OFF OF YOUR FASTBALL, WHAT SECONDARY PITCH DO YOU FEEL LIKE IS MOST DEVELOPED RIGHT NOW?
SS: I think definitely closing my freshman year at (San Diego) State I was with this fastball and this breaking ball here, so that's my pitch. I'm really confident throwing that any time in the count; my change-up's been really good ever since I (started) playing pro ball with these smaller seams, it's just gotten a lot better. And then I've definitely been throwing my sinker a lot, too. That's kind of an easy ground-ball out right there.
SO WE HEAR ABOUT ALL THESE TEAMS, MANAGERS AND COACHES ALWAYS TRYING TO GET OUR PITCHERS TO QUICKEN UP IN THE STRETCH TO CONTROL THE RUNNING GAME, SO TO SPEAK. WELL, THE NATIONALS SEE YOU AS BEING SO QUICK TO HOME PLATE THAT THEY FEEL LIKE MAYBE IT'S TAKEN AWAY FROM SOME OF YOUR STUFF, SO THEY'VE ACTUALLY TRIED TO SLOW YOU DOWN, IS THAT RIGHT?

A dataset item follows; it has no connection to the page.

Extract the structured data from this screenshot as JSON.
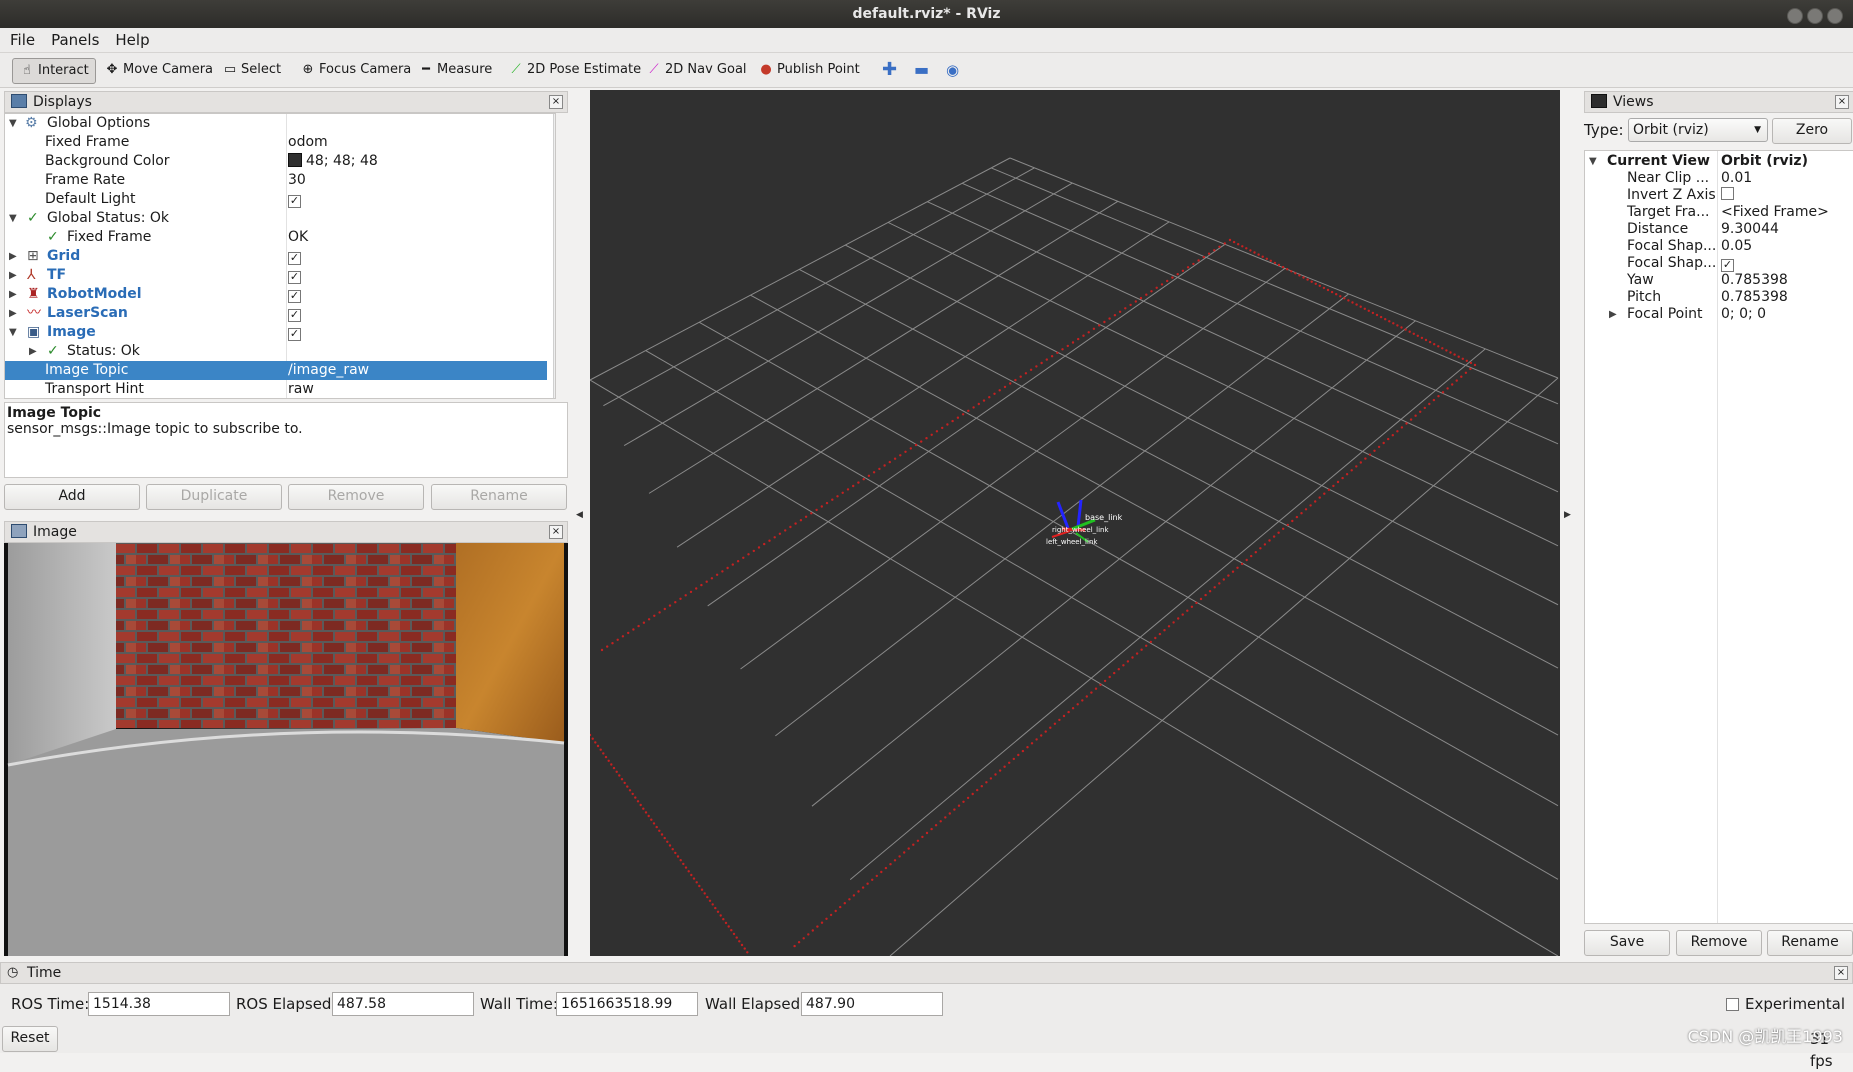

SS: Yeah, you know, I mean, in college, I was always you know, just a straight slide-step every time, you know, I didn't really lose velo(city); all my stuff was still there, and virtually eliminated the running game. But you know, I was right around a second with that, and they wanted me to be more around a 1.3, so they had me starting out with more of a load on my back side, kinda loading right here and getting going, it helps me keep the angle on my fastball a lot better.
DOES THAT MEAN YOU'RE LETTING GUYS GET TO FIRST BASE SO YOU CAN WORK ON IT?
SS (amid chuckles): It happens, yeah, it's part of the game.
SO YOU WALK A GUY AND YOU'RE LIKE 'OK, COACH, DON'T WORRY ABOUT IT, JUST WORKING ON MY MOVE'?
SS: well no, I mean, it's definitely part of the game, you know, it's good to, you know, when a guy gets on first, you know, it's like, 'Next pitch, here we go, ground-ball double play,' And also part of the game, you really have to vary your times and everything, and that's something that they also want me to work on, you know, really controlling the running game.
ARE YOU COMFORTABLE WITH IT? IS IT COMING ALONG FOR YOU?
SS: Oh absolutely, you know, I think it's really more important now because you've got guys with lightning speed out there, and guys on the base paths are a lot smarter . . . they're gonna pick up the little things and . . . be off running on the next pitch, so it's really important to kind of help your catcher out with being quick to the plate and give him the chance to throw out some guys.
WHO ON THE NATIONALS AT SPRING (TRAINING) DID YOU GET TIGHT WITH?
SS: Definitely John Lannan, Garrett Mock, there's a bunch of pitchers up there . . . they were great, they really made my Spring Training experience a blast. I learned a lot from them, especially theguys out here, Randy Tomlin, Randy Knorr, the coaches here in Harrisburg, they've been great, too.
SO YOU'RE TELLING ME YOU CAN THROW HARDER NOW WITH THAT DELIVERY?
SS: You know, the velo(city) is pretty much the same, there's really no difference from the wind-up to from the stretch, but you know, I'm angle to keep that angle to stay in the bottom half of the zone.